Our little guide book noted that the measurement of Wood’s Moon Crescent in Bath  is based on that of  the great circle.

Some stones were toppled deliberately. It seems this was also done at Avebury in medieval times and the stones left lying on the surface; other stones were buried in pits. The purpose cannot have been simply to clear the land for cultivation as it was not particularly effective, and it is assumed there was a superstitious motive (Smith 1965: 176, 179–80).

I’m glad something of them still survives, along with a version of the local superstition given by English Heritage:

The most persistent tale is that the stones are the petrified members of a wedding party and its musicians, lured by the Devil to celebrate on the Sabbath and thus being punished for their revels.

Which sounds like the myth that exists for every group of standing stones anywhere. Either villagers or priests or note-takers of history had very little imagination.

After lunch we walked off westward, along what the guidebook described as an ancient approach to the circles. Hard to know now, but I like to think it true:

20150802_140210

Save

More beautiful things in the Czech Republic

We stayed a week in Liberec while my partner lectured at the
Technická univerzita v Liberci, getting the chance to visit Ještěd Tower, which I have already written about, but also see a bit of the countryside. The rolling hills of the north are simply beautiful, mist-filled, green. We rolled through them on our train on the way to Hodvokice, just as filled with beautiful craftsmanship as Prague really, and of the kind I like more as it not as cherubbed and otherwise statued. This house I fell in love with, it is one of the most beautiful things I’ve ever seen I think — the day was a terrible one for taking pictures however, so apologies:

IMG_9161The most stunning windows, and the detailing exquisite. The town’s wealth seemed to come from this factory — textiles perhaps, as Liberec? I am unsure, but it is also beautiful from the outside. Strange to stare at a factory and have not the slightest context for what it is, who works (or worked) there, what that is like. IMG_9169
I am, of course, obsessed by details and found some more door knobs for my collection:

IMG_9177 IMG_9175
There was also a wide use of tiles, as in much of Prague, and though some might have seen better days, they were still beautiful.

IMG_9170 IMG_9182
Just like the town itself.

IMG_9185 IMG_9179
Perhaps even more than in Prague — where beauty could possibly be seen as a project of Empire — I was so impressed by all that was functional yet exquisite:

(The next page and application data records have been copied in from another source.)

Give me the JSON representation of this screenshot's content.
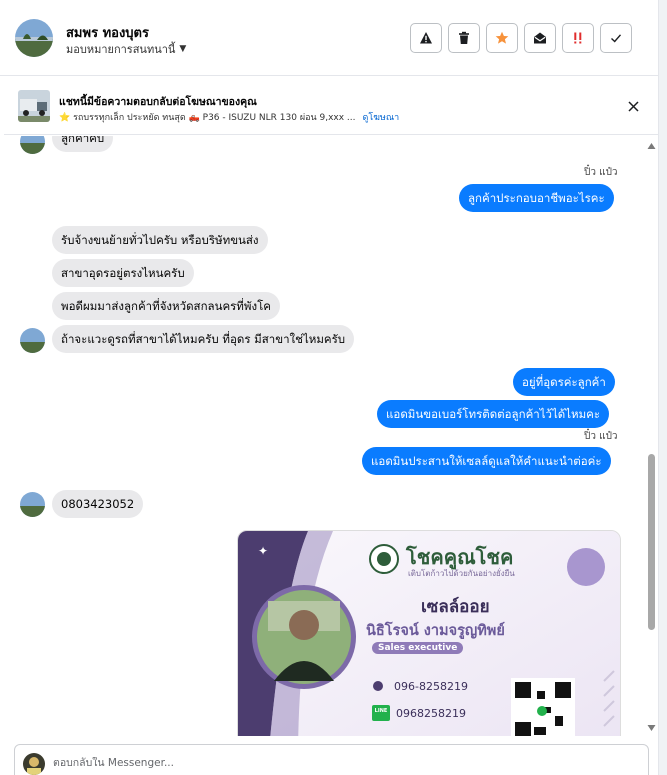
{
  "header": {
    "contact_name": "สมพร ทองบุตร",
    "assign_label": "มอบหมายการสนทนานี้",
    "actions": [
      {
        "icon": "warning-icon"
      },
      {
        "icon": "trash-icon"
      },
      {
        "icon": "star-icon"
      },
      {
        "icon": "mark-unread-icon"
      },
      {
        "icon": "priority-icon"
      },
      {
        "icon": "check-icon"
      }
    ]
  },
  "banner": {
    "title": "แชทนี้มีข้อความตอบกลับต่อโฆษณาของคุณ",
    "ad_text": "⭐ รถบรรทุกเล็ก ประหยัด ทนสุด 🛻 P36 - ISUZU NLR 130 ผ่อน 9,xxx ...",
    "ad_link": "ดูโฆษณา"
  },
  "messages": {
    "m0": "ลูกค้าคับ",
    "read1": "ปิ๋ว แป๋ว",
    "m1": "ลูกค้าประกอบอาชีพอะไรคะ",
    "m2": "รับจ้างขนย้ายทั่วไปครับ หรือบริษัทขนส่ง",
    "m3": "สาขาอุดรอยู่ตรงไหนครับ",
    "m4": "พอดีผมมาส่งลูกค้าที่จังหวัดสกลนครที่พังโค",
    "m5": "ถ้าจะแวะดูรถที่สาขาได้ไหมครับ ที่อุดร มีสาขาใช่ไหมครับ",
    "m6": "อยู่ที่อุดรค่ะลูกค้า",
    "m7": "แอดมินขอเบอร์โทรติดต่อลูกค้าไว้ได้ไหมคะ",
    "read2": "ปิ๋ว แป๋ว",
    "m8": "แอดมินประสานให้เซลล์ดูแลให้คำแนะนำต่อค่ะ",
    "m9": "0803423052"
  },
  "card": {
    "brand": "โชคคูณโชค",
    "tagline": "เติบโตก้าวไปด้วยกันอย่างยั่งยืน",
    "nickname": "เซลล์ออย",
    "fullname": "นิธิโรจน์  งามจรูญทิพย์",
    "role": "Sales executive",
    "phone": "096-8258219",
    "line": "0968258219",
    "line_badge": "LINE"
  },
  "composer": {
    "placeholder": "ตอบกลับใน Messenger..."
  },
  "colors": {
    "outgoing": "#0a7cff",
    "incoming": "#e9e9eb",
    "card_purple": "#6b5a9a",
    "card_green": "#2e5d3a"
  }
}
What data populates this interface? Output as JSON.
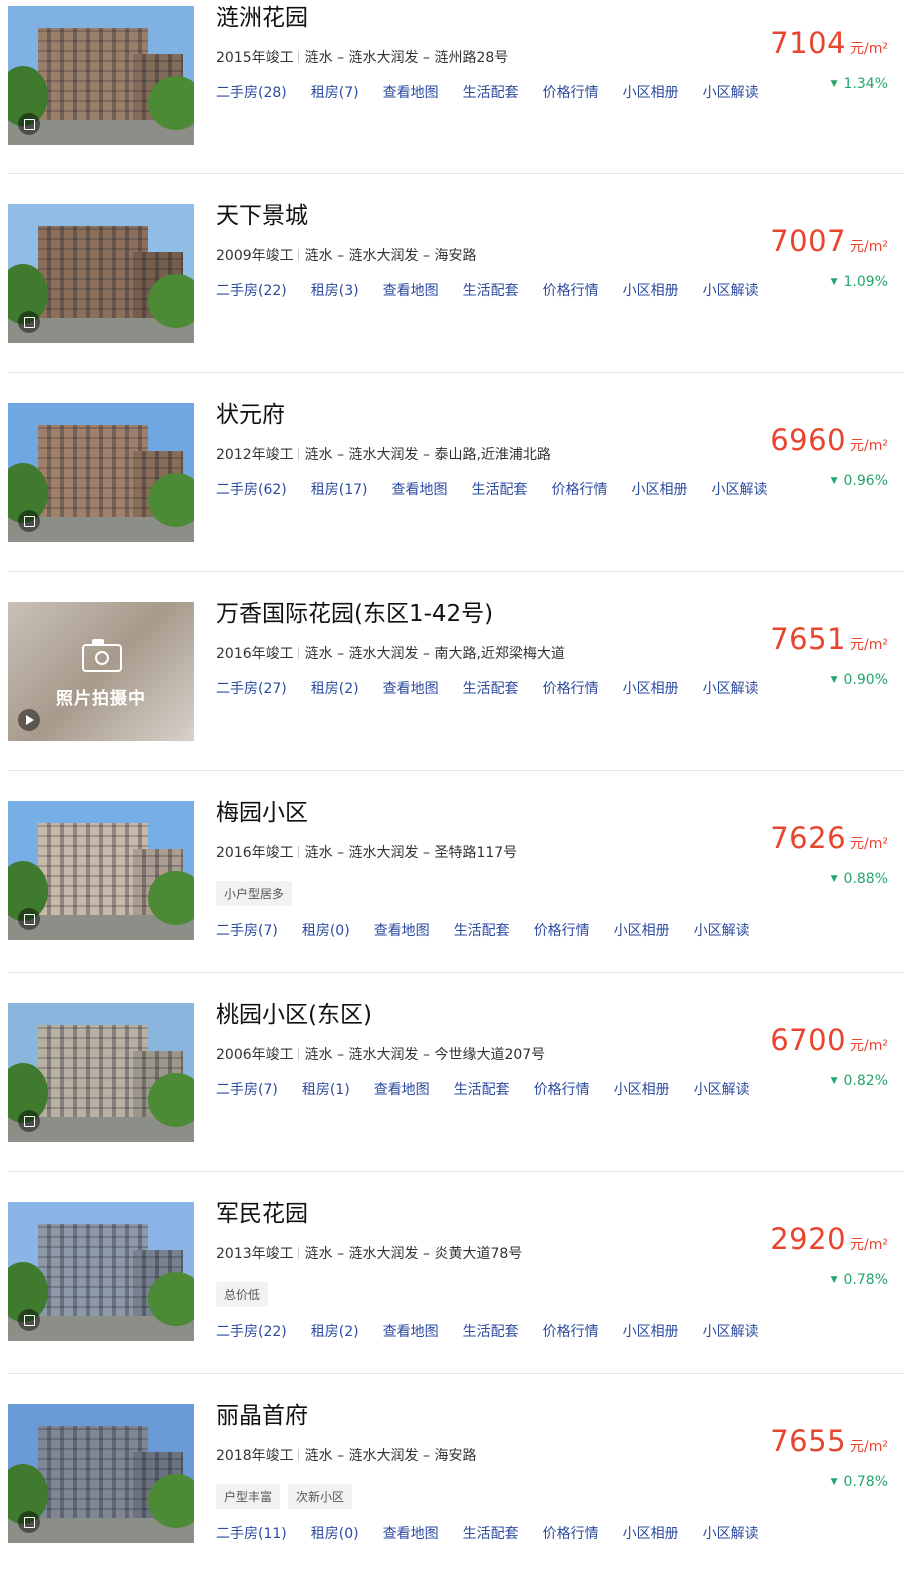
{
  "communities": [
    {
      "name": "涟洲花园",
      "year": "2015年竣工",
      "district": "涟水",
      "area": "涟水大润发",
      "address": "涟州路28号",
      "tags": [],
      "links": [
        "二手房(28)",
        "租房(7)",
        "查看地图",
        "生活配套",
        "价格行情",
        "小区相册",
        "小区解读"
      ],
      "price": "7104",
      "unit": "元/m²",
      "change": "1.34%",
      "photo": "building",
      "badge": "album-icon"
    },
    {
      "name": "天下景城",
      "year": "2009年竣工",
      "district": "涟水",
      "area": "涟水大润发",
      "address": "海安路",
      "tags": [],
      "links": [
        "二手房(22)",
        "租房(3)",
        "查看地图",
        "生活配套",
        "价格行情",
        "小区相册",
        "小区解读"
      ],
      "price": "7007",
      "unit": "元/m²",
      "change": "1.09%",
      "photo": "building",
      "badge": "album-icon"
    },
    {
      "name": "状元府",
      "year": "2012年竣工",
      "district": "涟水",
      "area": "涟水大润发",
      "address": "泰山路,近淮浦北路",
      "tags": [],
      "links": [
        "二手房(62)",
        "租房(17)",
        "查看地图",
        "生活配套",
        "价格行情",
        "小区相册",
        "小区解读"
      ],
      "price": "6960",
      "unit": "元/m²",
      "change": "0.96%",
      "photo": "building",
      "badge": "album-icon"
    },
    {
      "name": "万香国际花园(东区1-42号)",
      "year": "2016年竣工",
      "district": "涟水",
      "area": "涟水大润发",
      "address": "南大路,近郑梁梅大道",
      "tags": [],
      "links": [
        "二手房(27)",
        "租房(2)",
        "查看地图",
        "生活配套",
        "价格行情",
        "小区相册",
        "小区解读"
      ],
      "price": "7651",
      "unit": "元/m²",
      "change": "0.90%",
      "photo": "placeholder",
      "placeholder_text": "照片拍摄中",
      "badge": "play-icon"
    },
    {
      "name": "梅园小区",
      "year": "2016年竣工",
      "district": "涟水",
      "area": "涟水大润发",
      "address": "圣特路117号",
      "tags": [
        "小户型居多"
      ],
      "links": [
        "二手房(7)",
        "租房(0)",
        "查看地图",
        "生活配套",
        "价格行情",
        "小区相册",
        "小区解读"
      ],
      "price": "7626",
      "unit": "元/m²",
      "change": "0.88%",
      "photo": "building",
      "badge": "album-icon"
    },
    {
      "name": "桃园小区(东区)",
      "year": "2006年竣工",
      "district": "涟水",
      "area": "涟水大润发",
      "address": "今世缘大道207号",
      "tags": [],
      "links": [
        "二手房(7)",
        "租房(1)",
        "查看地图",
        "生活配套",
        "价格行情",
        "小区相册",
        "小区解读"
      ],
      "price": "6700",
      "unit": "元/m²",
      "change": "0.82%",
      "photo": "building",
      "badge": "album-icon"
    },
    {
      "name": "军民花园",
      "year": "2013年竣工",
      "district": "涟水",
      "area": "涟水大润发",
      "address": "炎黄大道78号",
      "tags": [
        "总价低"
      ],
      "links": [
        "二手房(22)",
        "租房(2)",
        "查看地图",
        "生活配套",
        "价格行情",
        "小区相册",
        "小区解读"
      ],
      "price": "2920",
      "unit": "元/m²",
      "change": "0.78%",
      "photo": "building",
      "badge": "album-icon"
    },
    {
      "name": "丽晶首府",
      "year": "2018年竣工",
      "district": "涟水",
      "area": "涟水大润发",
      "address": "海安路",
      "tags": [
        "户型丰富",
        "次新小区"
      ],
      "links": [
        "二手房(11)",
        "租房(0)",
        "查看地图",
        "生活配套",
        "价格行情",
        "小区相册",
        "小区解读"
      ],
      "price": "7655",
      "unit": "元/m²",
      "change": "0.78%",
      "photo": "building",
      "badge": "album-icon"
    }
  ],
  "colors": {
    "price": "#e8452f",
    "change_down": "#23a66a",
    "link": "#2c4aa1"
  },
  "icons": {
    "change_direction": "triangle-down-icon"
  }
}
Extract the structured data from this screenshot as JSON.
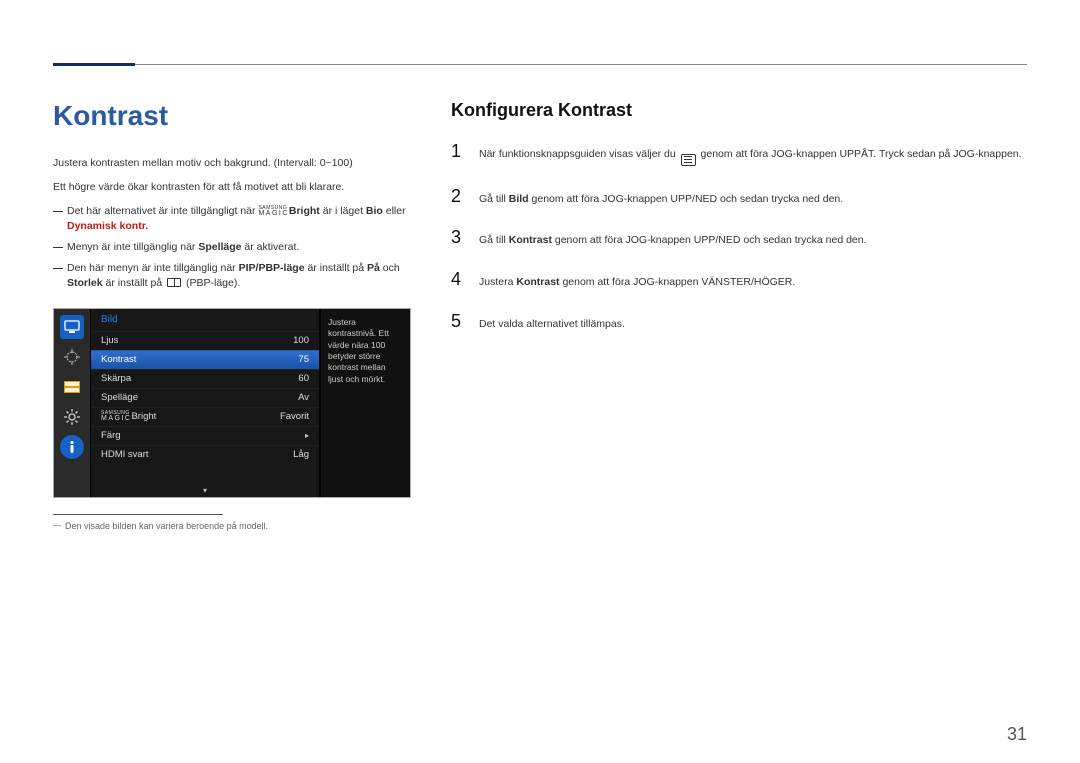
{
  "header": {
    "title": "Kontrast"
  },
  "left": {
    "para1": "Justera kontrasten mellan motiv och bakgrund. (Intervall: 0~100)",
    "para2": "Ett högre värde ökar kontrasten för att få motivet att bli klarare.",
    "note1_pre": "Det här alternativet är inte tillgängligt när ",
    "note1_brand_top": "SAMSUNG",
    "note1_brand_bot": "MAGIC",
    "note1_mid": "Bright",
    "note1_post": " är i läget ",
    "note1_bio": "Bio",
    "note1_eller": " eller ",
    "note1_dyn": "Dynamisk kontr.",
    "note2_pre": "Menyn är inte tillgänglig när ",
    "note2_bold": "Spelläge",
    "note2_post": " är aktiverat.",
    "note3_pre": "Den här menyn är inte tillgänglig när ",
    "note3_b1": "PIP/PBP-läge",
    "note3_mid1": " är inställt på ",
    "note3_b2": "På",
    "note3_mid2": " och ",
    "note3_b3": "Storlek",
    "note3_post1": " är inställt på ",
    "note3_post2": " (PBP-läge).",
    "footnote": "Den visade bilden kan variera beroende på modell."
  },
  "osd": {
    "header": "Bild",
    "rows": [
      {
        "label": "Ljus",
        "value": "100"
      },
      {
        "label": "Kontrast",
        "value": "75"
      },
      {
        "label": "Skärpa",
        "value": "60"
      },
      {
        "label": "Spelläge",
        "value": "Av"
      },
      {
        "label_brand_top": "SAMSUNG",
        "label_brand_bot": "MAGIC",
        "label_suffix": "Bright",
        "value": "Favorit"
      },
      {
        "label": "Färg",
        "value": "▸"
      },
      {
        "label": "HDMI svart",
        "value": "Låg"
      }
    ],
    "help": "Justera kontrastnivå. Ett värde nära 100 betyder större kontrast mellan ljust och mörkt."
  },
  "right": {
    "title": "Konfigurera Kontrast",
    "steps": {
      "s1_pre": "När funktionsknappsguiden visas väljer du ",
      "s1_post": " genom att föra JOG-knappen UPPÅT. Tryck sedan på JOG-knappen.",
      "s2_pre": "Gå till ",
      "s2_bold": "Bild",
      "s2_post": " genom att föra JOG-knappen UPP/NED och sedan trycka ned den.",
      "s3_pre": "Gå till ",
      "s3_bold": "Kontrast",
      "s3_post": " genom att föra JOG-knappen UPP/NED och sedan trycka ned den.",
      "s4_pre": "Justera ",
      "s4_bold": "Kontrast",
      "s4_post": " genom att föra JOG-knappen VÄNSTER/HÖGER.",
      "s5": "Det valda alternativet tillämpas."
    },
    "nums": {
      "n1": "1",
      "n2": "2",
      "n3": "3",
      "n4": "4",
      "n5": "5"
    }
  },
  "pagenum": "31"
}
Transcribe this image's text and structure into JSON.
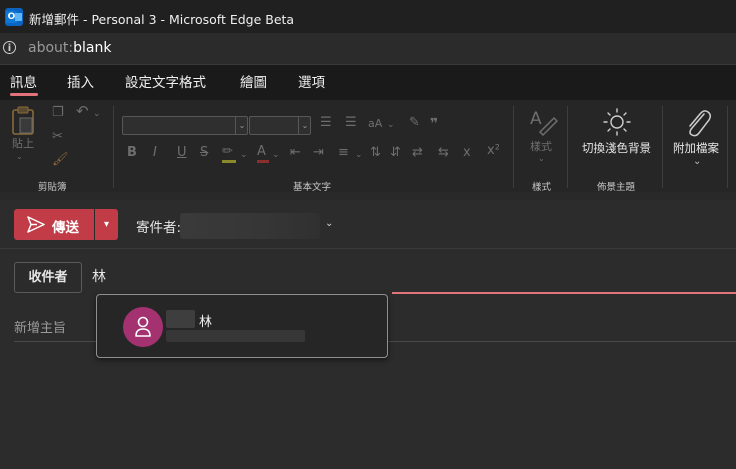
{
  "window": {
    "title": "新增郵件 - Personal 3 - Microsoft Edge Beta"
  },
  "address": {
    "url_prefix": "about:",
    "url_host": "blank"
  },
  "tabs": [
    {
      "label": "訊息",
      "active": true
    },
    {
      "label": "插入"
    },
    {
      "label": "設定文字格式"
    },
    {
      "label": "繪圖"
    },
    {
      "label": "選項"
    }
  ],
  "ribbon": {
    "clipboard": {
      "paste_label": "貼上",
      "group_label": "剪貼簿"
    },
    "basic_text": {
      "group_label": "基本文字",
      "bold": "B",
      "italic": "I",
      "underline": "U",
      "strike": "S",
      "font_size_up": "aA",
      "subscript": "x",
      "superscript": "x²"
    },
    "styles": {
      "button_label": "樣式",
      "group_label": "樣式"
    },
    "theme": {
      "button_label": "切換淺色背景",
      "group_label": "佈景主題"
    },
    "attach": {
      "button_label": "附加檔案"
    }
  },
  "compose": {
    "send_label": "傳送",
    "from_label": "寄件者:",
    "to_label": "收件者",
    "to_value": "林",
    "subject_placeholder": "新增主旨"
  },
  "suggestion": {
    "name_visible": "林"
  },
  "colors": {
    "accent": "#c23c48",
    "avatar": "#a43271",
    "underline": "#e2747b"
  }
}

IMG_9154
Perhaps I shouldn’t have been surprised by the way that this craftsmanship seems to also fill the countryside — the antithesis of the hamlets of the Southwestern U.S. I know so well, which are always interesting but rarely beautiful and often creepy. But everything was well cared for and this kind of work very common:

IMG_9204
We came to this beautiful old place as well, now tragically falling down.

IMG_9216

We were walking up to Sychrov Castle, bought (as one of several) after the French Revolution by some aristocrats who had managed to keep most of their money. Their connections to the Bourbons fill the place through its decorations and carvings — and the carvings are exquisite. I didn’t take pictures inside, but here is a view of some of the details I did capture.

IMG_9233 IMG_9241 IMG_9260 IMG_9262

IMG_9228And a view of the castle as a whole — again, far removed from what an English castle looks like:
IMG_9220

IMG_9245
From the castle we walked down to another small village to catch the train back — you can wander over the tracks at will and the ‘industrial’ area alongside was very cool.IMG_9278
I know I have used the word beautiful far too much, but that is what the country is.

Save